A superintelligence, clearly, seems to be something you want in utopia—it’s a very high level of technology—, but we might want a certain amount of insight before we develop superintelligence, so we can develop it in the correct way.
One can begin to think about, as in analogy with the computer test situation, if there are different features that one could possibly think of as components of this evaluation function for the utilitarian, the Maxipok.
This principle of differential technological development suggests that [we should] retard [the] development of dangerous and harmful technologies—one’s that raise existential risk, that is— and accelerate technologies that reduce existential risks.
Here is our first sketch, this is not a final answer, but one may think that we want a lot of wisdom, we want a lot of international peace and cooperation, and with regards to technologies, it gets a little bit more complicated: we want faster progress in some technology areas, perhaps, and slower in others. I think those are three broad kinds of things one might want to put into the one’s evaluation function.
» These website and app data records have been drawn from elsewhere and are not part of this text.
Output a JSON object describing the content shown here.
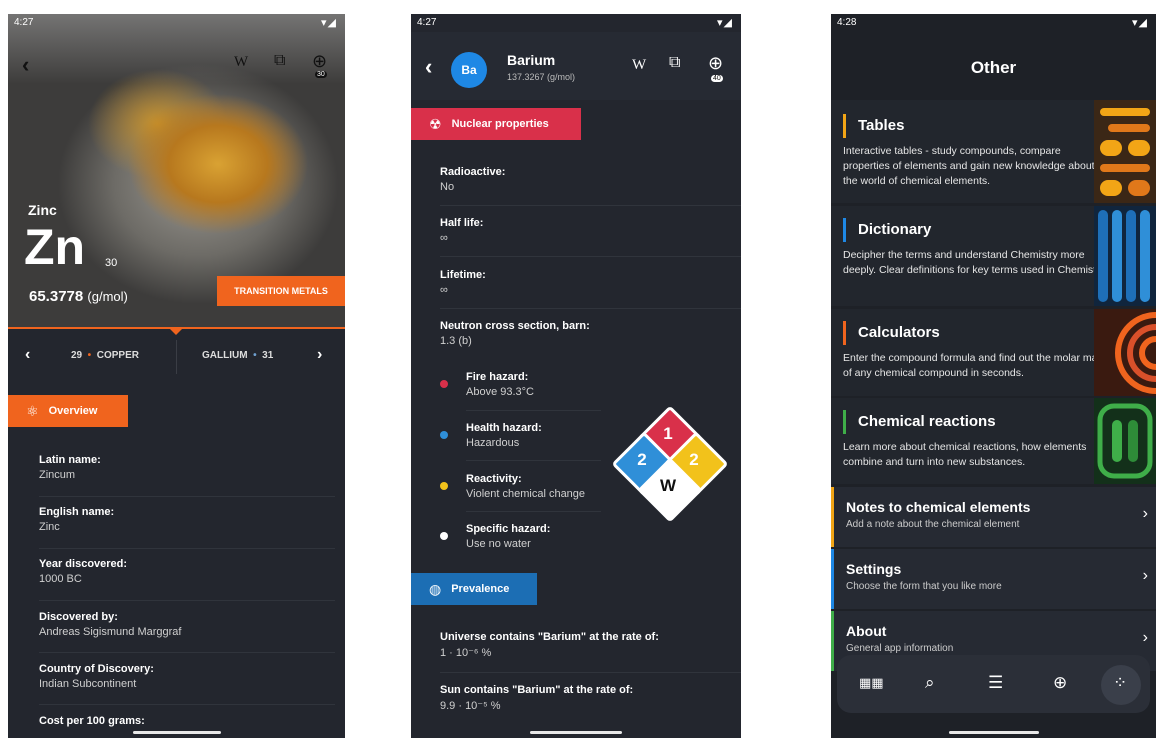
{
  "phone1": {
    "status_time": "4:27",
    "element_name": "Zinc",
    "symbol": "Zn",
    "atomic_number": "30",
    "mass_value": "65.3778",
    "mass_unit": "(g/mol)",
    "category": "TRANSITION METALS",
    "wiki": "W",
    "badge": "30",
    "prev": {
      "num": "29",
      "name": "COPPER"
    },
    "next": {
      "name": "GALLIUM",
      "num": "31"
    },
    "section": "Overview",
    "props": [
      {
        "label": "Latin name:",
        "value": "Zincum"
      },
      {
        "label": "English name:",
        "value": "Zinc"
      },
      {
        "label": "Year discovered:",
        "value": "1000 BC"
      },
      {
        "label": "Discovered by:",
        "value": "Andreas Sigismund Marggraf"
      },
      {
        "label": "Country of Discovery:",
        "value": "Indian Subcontinent"
      },
      {
        "label": "Cost per 100 grams:",
        "value": ""
      }
    ]
  },
  "phone2": {
    "status_time": "4:27",
    "avatar": "Ba",
    "title": "Barium",
    "subtitle": "137.3267 (g/mol)",
    "wiki": "W",
    "badge": "40",
    "section_nuclear": "Nuclear properties",
    "props": [
      {
        "label": "Radioactive:",
        "value": "No"
      },
      {
        "label": "Half life:",
        "value": "∞"
      },
      {
        "label": "Lifetime:",
        "value": "∞"
      },
      {
        "label": "Neutron cross section, barn:",
        "value": "1.3 (b)"
      }
    ],
    "hazards": [
      {
        "label": "Fire hazard:",
        "value": "Above 93.3°C",
        "color": "#d9304a"
      },
      {
        "label": "Health hazard:",
        "value": "Hazardous",
        "color": "#2f8fd8"
      },
      {
        "label": "Reactivity:",
        "value": "Violent chemical change",
        "color": "#f2c21b"
      },
      {
        "label": "Specific hazard:",
        "value": "Use no water",
        "color": "#ffffff"
      }
    ],
    "diamond": {
      "fire": "1",
      "health": "2",
      "reactivity": "2",
      "special": "W"
    },
    "section_prevalence": "Prevalence",
    "prevalence": [
      {
        "label": "Universe contains \"Barium\" at the rate of:",
        "value": "1 · 10⁻⁶ %"
      },
      {
        "label": "Sun contains \"Barium\" at the rate of:",
        "value": "9.9 · 10⁻⁵ %"
      }
    ]
  },
  "phone3": {
    "status_time": "4:28",
    "title": "Other",
    "cards": [
      {
        "title": "Tables",
        "desc": "Interactive tables - study compounds, compare properties of elements and gain new knowledge about the world of chemical elements.",
        "color": "#f2a516"
      },
      {
        "title": "Dictionary",
        "desc": "Decipher the terms and understand Chemistry more deeply. Clear definitions for key terms used in Chemistry.",
        "color": "#1e88e5"
      },
      {
        "title": "Calculators",
        "desc": "Enter the compound formula and find out the molar mass of any chemical compound in seconds.",
        "color": "#f0641e"
      },
      {
        "title": "Chemical reactions",
        "desc": "Learn more about chemical reactions, how elements combine and turn into new substances.",
        "color": "#3fae49"
      }
    ],
    "list": [
      {
        "title": "Notes to chemical elements",
        "sub": "Add a note about the chemical element",
        "color": "#f2a516"
      },
      {
        "title": "Settings",
        "sub": "Choose the form that you like more",
        "color": "#1e88e5"
      },
      {
        "title": "About",
        "sub": "General app information",
        "color": "#3fae49"
      }
    ],
    "nav_icons": [
      "periodic-table-icon",
      "search-icon",
      "list-icon",
      "add-atom-icon",
      "more-icon"
    ]
  }
}
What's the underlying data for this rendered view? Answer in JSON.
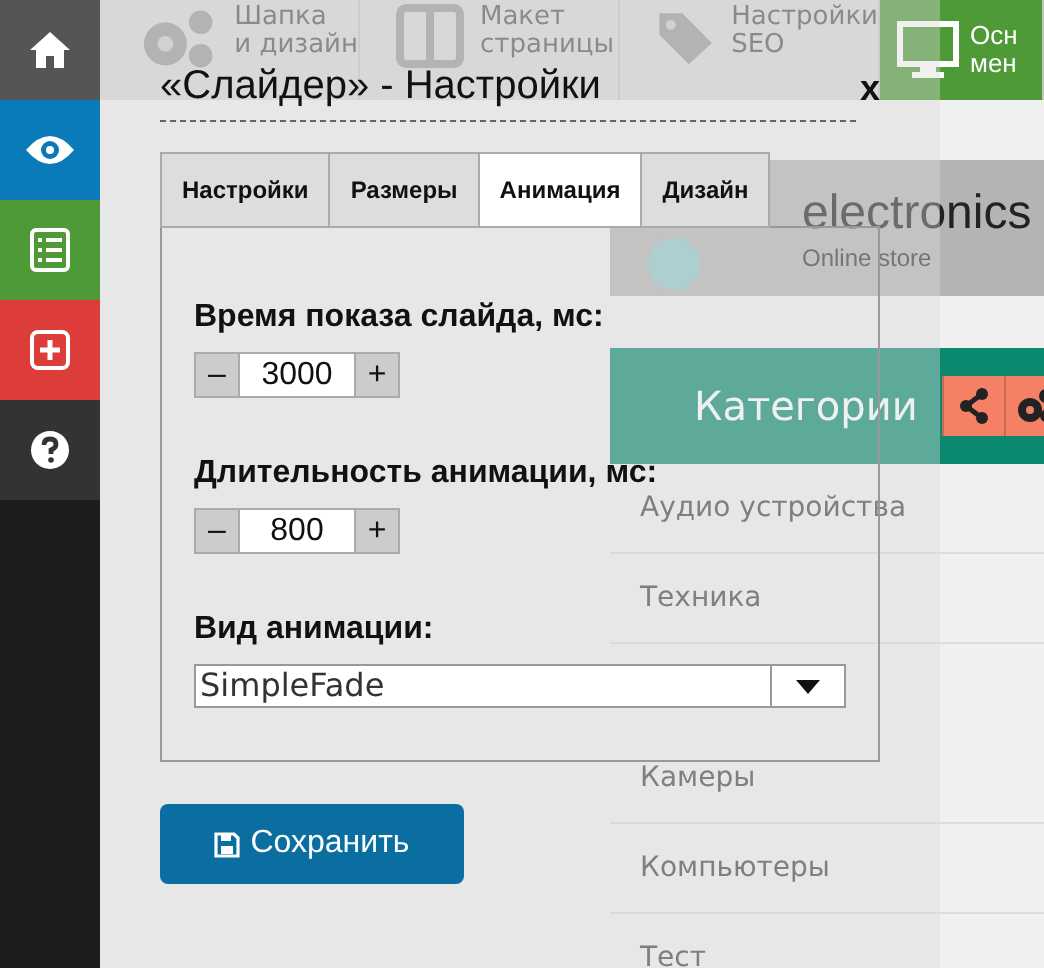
{
  "sidebar": {
    "items": [
      {
        "kind": "home",
        "color": "#555555"
      },
      {
        "kind": "eye",
        "color": "#0a7ab8"
      },
      {
        "kind": "list",
        "color": "#4e9a36"
      },
      {
        "kind": "plus",
        "color": "#dc3d3a"
      },
      {
        "kind": "help",
        "color": "#333333"
      }
    ]
  },
  "toolbar": {
    "items": [
      {
        "kind": "gears",
        "lines": [
          "Шапка",
          "и дизайн"
        ]
      },
      {
        "kind": "layout",
        "lines": [
          "Макет",
          "страницы"
        ]
      },
      {
        "kind": "tag",
        "lines": [
          "Настройки",
          "SEO"
        ]
      },
      {
        "kind": "monitor",
        "lines": [
          "Осн",
          "мен"
        ]
      }
    ]
  },
  "site": {
    "logo": "electronics",
    "tagline": "Online store",
    "categories": "Категории",
    "list": [
      "Аудио устройства",
      "Техника",
      "Камеры",
      "Компьютеры",
      "Тест"
    ]
  },
  "modal": {
    "title": "«Слайдер» - Настройки",
    "close": "x",
    "tabs": [
      {
        "label": "Настройки",
        "selected": false
      },
      {
        "label": "Размеры",
        "selected": false
      },
      {
        "label": "Анимация",
        "selected": true
      },
      {
        "label": "Дизайн",
        "selected": false
      }
    ],
    "fields": [
      {
        "kind": "stepper",
        "label": "Время показа слайда, мс:",
        "value": "3000",
        "minus": "–",
        "plus": "+"
      },
      {
        "kind": "stepper",
        "label": "Длительность анимации, мс:",
        "value": "800",
        "minus": "–",
        "plus": "+"
      },
      {
        "kind": "select",
        "label": "Вид анимации:",
        "value": "SimpleFade"
      }
    ],
    "save": "Сохранить"
  }
}
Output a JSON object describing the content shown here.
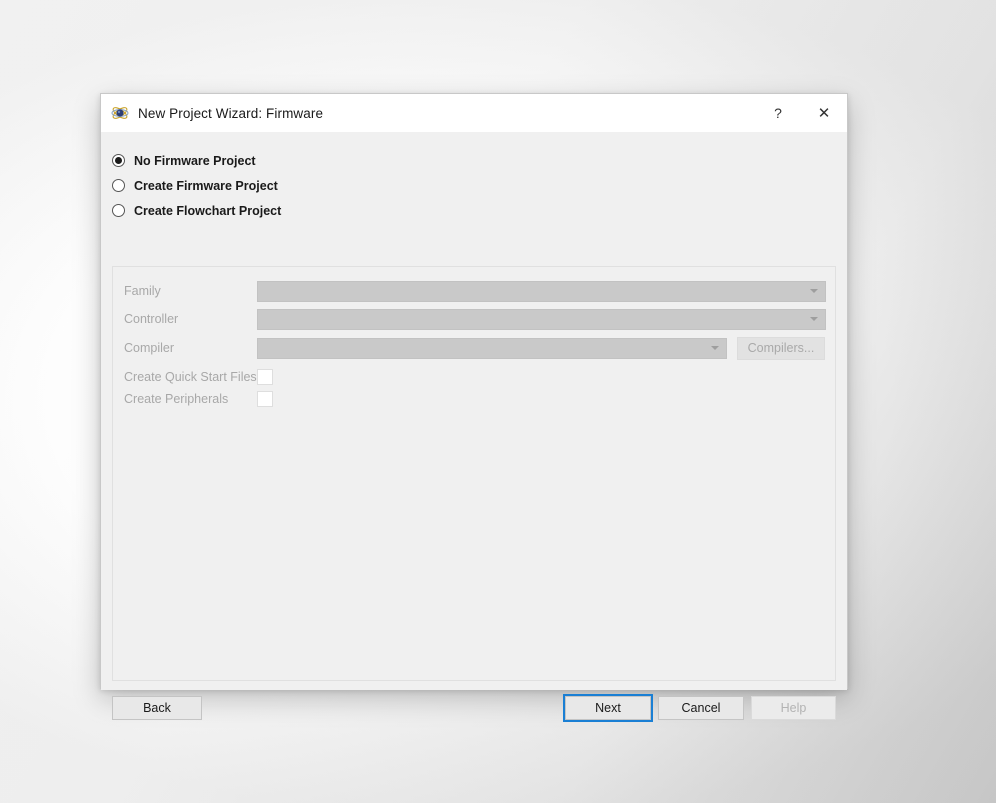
{
  "window": {
    "title": "New Project Wizard: Firmware",
    "icon": "atom-icon",
    "controls": {
      "help": "?",
      "close": "✕"
    }
  },
  "project_type": {
    "selected": "No Firmware Project",
    "options": [
      {
        "label": "No Firmware Project",
        "checked": true
      },
      {
        "label": "Create Firmware Project",
        "checked": false
      },
      {
        "label": "Create Flowchart Project",
        "checked": false
      }
    ]
  },
  "settings": {
    "family": {
      "label": "Family",
      "value": "",
      "enabled": false
    },
    "controller": {
      "label": "Controller",
      "value": "",
      "enabled": false
    },
    "compiler": {
      "label": "Compiler",
      "value": "",
      "enabled": false
    },
    "compilers_button": {
      "label": "Compilers...",
      "enabled": false
    },
    "quick_start": {
      "label": "Create Quick Start Files",
      "checked": false,
      "enabled": false
    },
    "peripherals": {
      "label": "Create Peripherals",
      "checked": false,
      "enabled": false
    }
  },
  "footer": {
    "back": {
      "label": "Back",
      "enabled": true
    },
    "next": {
      "label": "Next",
      "enabled": true,
      "focused": true
    },
    "cancel": {
      "label": "Cancel",
      "enabled": true
    },
    "help": {
      "label": "Help",
      "enabled": false
    }
  },
  "colors": {
    "dialog_bg": "#f0f0f0",
    "titlebar_bg": "#ffffff",
    "combo_disabled": "#c9c9c9",
    "focus_blue": "#1a7fd4",
    "disabled_text": "#a8a8a8",
    "background_accent": "#7ba9bb"
  }
}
This suggests that one thing to be thinking about in addition to interventions or causes, is the signature of different kinds of things. An intervention should be sort of high leverage, and a cause area should promise high leverage interventions. It’s not enough that something you could do would do good, you also want to think hard about how much good it could do relative to other things you could do. There is no point in thinking about causes without thinking about how do you see all the low hanging fruit that you could access. So a lot of the thinking is about that.
But when we’re moving at this more elevated plane, this high altitude where there are these crucial considerations, then it also seems to become valuable to think about determining the sign of different basic parameters, maybe even where we are not sure how we could affect them. (The sign being, basically, Do we want more or less of it?) We might initially bracket questions as to leverage here, because to first orient ourselves in the landscape we might want sort of postpone that question a little bit in this context. But a good signpost—that is a good parameter of which we would like to determine the signature—would have to be visible from afar. That is, if we define some quantity in terms that still make it very difficult for any particular intervention to say whether it contributes positively or negatively to this quantity that we just defined, then it’s not so useful as a signpost. So, “maximize expected value”, say, is the quantity they could define. It just doesn’t help us very much, because whenever you try to do something specific you’re still virtually as far away as you had been. On the other hand, if you set some more concrete objective, like maximize the number of people in this room, or something like that, we can now easily tell like how many people there are, [and] we have ideas about how we could maximize it. So any particular action we think of we might easily see how it fares on this objective of maximizing the people in this room. However, we might feel it’s very difficult to get strong reasons for knowing whether more people in this room is better, or whether there is some inverse [relationship]. A good signpost would strike a reasonable compromise between being visible from afar and also being such that we can have strong reason to be sure of its sign.